** TASK DETAILS **
Exact repetition is the task: copy every entry below.

** Opening DATA SHOWN block **

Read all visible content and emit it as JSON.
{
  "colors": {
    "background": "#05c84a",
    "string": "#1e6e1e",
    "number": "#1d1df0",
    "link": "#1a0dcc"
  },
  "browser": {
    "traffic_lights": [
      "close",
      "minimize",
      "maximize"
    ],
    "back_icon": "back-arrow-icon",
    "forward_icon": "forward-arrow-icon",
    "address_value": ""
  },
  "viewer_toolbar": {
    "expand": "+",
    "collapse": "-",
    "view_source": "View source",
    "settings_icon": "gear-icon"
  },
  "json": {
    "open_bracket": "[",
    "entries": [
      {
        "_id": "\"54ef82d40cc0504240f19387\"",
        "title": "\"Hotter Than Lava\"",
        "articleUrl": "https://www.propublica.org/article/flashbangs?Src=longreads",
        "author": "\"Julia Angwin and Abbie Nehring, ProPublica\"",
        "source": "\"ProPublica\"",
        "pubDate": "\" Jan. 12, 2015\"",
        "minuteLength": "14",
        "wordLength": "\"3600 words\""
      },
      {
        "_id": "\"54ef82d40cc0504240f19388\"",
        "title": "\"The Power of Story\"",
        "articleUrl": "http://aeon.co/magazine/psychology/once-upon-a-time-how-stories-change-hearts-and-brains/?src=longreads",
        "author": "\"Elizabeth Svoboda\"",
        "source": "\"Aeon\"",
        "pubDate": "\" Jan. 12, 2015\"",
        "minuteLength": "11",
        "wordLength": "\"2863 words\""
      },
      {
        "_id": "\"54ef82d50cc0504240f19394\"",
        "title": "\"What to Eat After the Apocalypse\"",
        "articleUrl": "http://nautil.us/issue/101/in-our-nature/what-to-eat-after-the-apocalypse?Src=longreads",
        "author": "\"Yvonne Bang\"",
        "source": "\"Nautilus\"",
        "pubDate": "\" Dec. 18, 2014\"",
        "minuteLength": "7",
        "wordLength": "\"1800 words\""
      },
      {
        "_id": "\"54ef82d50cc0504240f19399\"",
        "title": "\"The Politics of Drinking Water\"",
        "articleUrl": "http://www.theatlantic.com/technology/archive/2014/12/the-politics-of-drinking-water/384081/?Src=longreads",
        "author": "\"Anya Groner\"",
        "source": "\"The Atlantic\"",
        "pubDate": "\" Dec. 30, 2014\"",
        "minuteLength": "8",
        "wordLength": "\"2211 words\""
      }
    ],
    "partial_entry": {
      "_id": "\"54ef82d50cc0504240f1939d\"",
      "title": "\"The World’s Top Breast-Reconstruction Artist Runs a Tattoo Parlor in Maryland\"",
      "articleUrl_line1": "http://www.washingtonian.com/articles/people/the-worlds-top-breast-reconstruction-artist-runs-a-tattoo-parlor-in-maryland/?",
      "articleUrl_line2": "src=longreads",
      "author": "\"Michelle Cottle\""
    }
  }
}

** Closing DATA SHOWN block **

** TASK RESULT **
Read all visible content and emit it as JSON.
{
  "colors": {
    "background": "#05c84a",
    "string": "#1e6e1e",
    "number": "#1d1df0",
    "link": "#1a0dcc"
  },
  "browser": {
    "traffic_lights": [
      "close",
      "minimize",
      "maximize"
    ],
    "back_icon": "back-arrow-icon",
    "forward_icon": "forward-arrow-icon",
    "address_value": ""
  },
  "viewer_toolbar": {
    "expand": "+",
    "collapse": "-",
    "view_source": "View source",
    "settings_icon": "gear-icon"
  },
  "json": {
    "open_bracket": "[",
    "entries": [
      {
        "_id": "\"54ef82d40cc0504240f19387\"",
        "title": "\"Hotter Than Lava\"",
        "articleUrl": "https://www.propublica.org/article/flashbangs?Src=longreads",
        "author": "\"Julia Angwin and Abbie Nehring, ProPublica\"",
        "source": "\"ProPublica\"",
        "pubDate": "\" Jan. 12, 2015\"",
        "minuteLength": "14",
        "wordLength": "\"3600 words\""
      },
      {
        "_id": "\"54ef82d40cc0504240f19388\"",
        "title": "\"The Power of Story\"",
        "articleUrl": "http://aeon.co/magazine/psychology/once-upon-a-time-how-stories-change-hearts-and-brains/?src=longreads",
        "author": "\"Elizabeth Svoboda\"",
        "source": "\"Aeon\"",
        "pubDate": "\" Jan. 12, 2015\"",
        "minuteLength": "11",
        "wordLength": "\"2863 words\""
      },
      {
        "_id": "\"54ef82d50cc0504240f19394\"",
        "title": "\"What to Eat After the Apocalypse\"",
        "articleUrl": "http://nautil.us/issue/101/in-our-nature/what-to-eat-after-the-apocalypse?Src=longreads",
        "author": "\"Yvonne Bang\"",
        "source": "\"Nautilus\"",
        "pubDate": "\" Dec. 18, 2014\"",
        "minuteLength": "7",
        "wordLength": "\"1800 words\""
      },
      {
        "_id": "\"54ef82d50cc0504240f19399\"",
        "title": "\"The Politics of Drinking Water\"",
        "articleUrl": "http://www.theatlantic.com/technology/archive/2014/12/the-politics-of-drinking-water/384081/?Src=longreads",
        "author": "\"Anya Groner\"",
        "source": "\"The Atlantic\"",
        "pubDate": "\" Dec. 30, 2014\"",
        "minuteLength": "8",
        "wordLength": "\"2211 words\""
      }
    ],
    "partial_entry": {
      "_id": "\"54ef82d50cc0504240f1939d\"",
      "title": "\"The World’s Top Breast-Reconstruction Artist Runs a Tattoo Parlor in Maryland\"",
      "articleUrl_line1": "http://www.washingtonian.com/articles/people/the-worlds-top-breast-reconstruction-artist-runs-a-tattoo-parlor-in-maryland/?",
      "articleUrl_line2": "src=longreads",
      "author": "\"Michelle Cottle\""
    }
  }
}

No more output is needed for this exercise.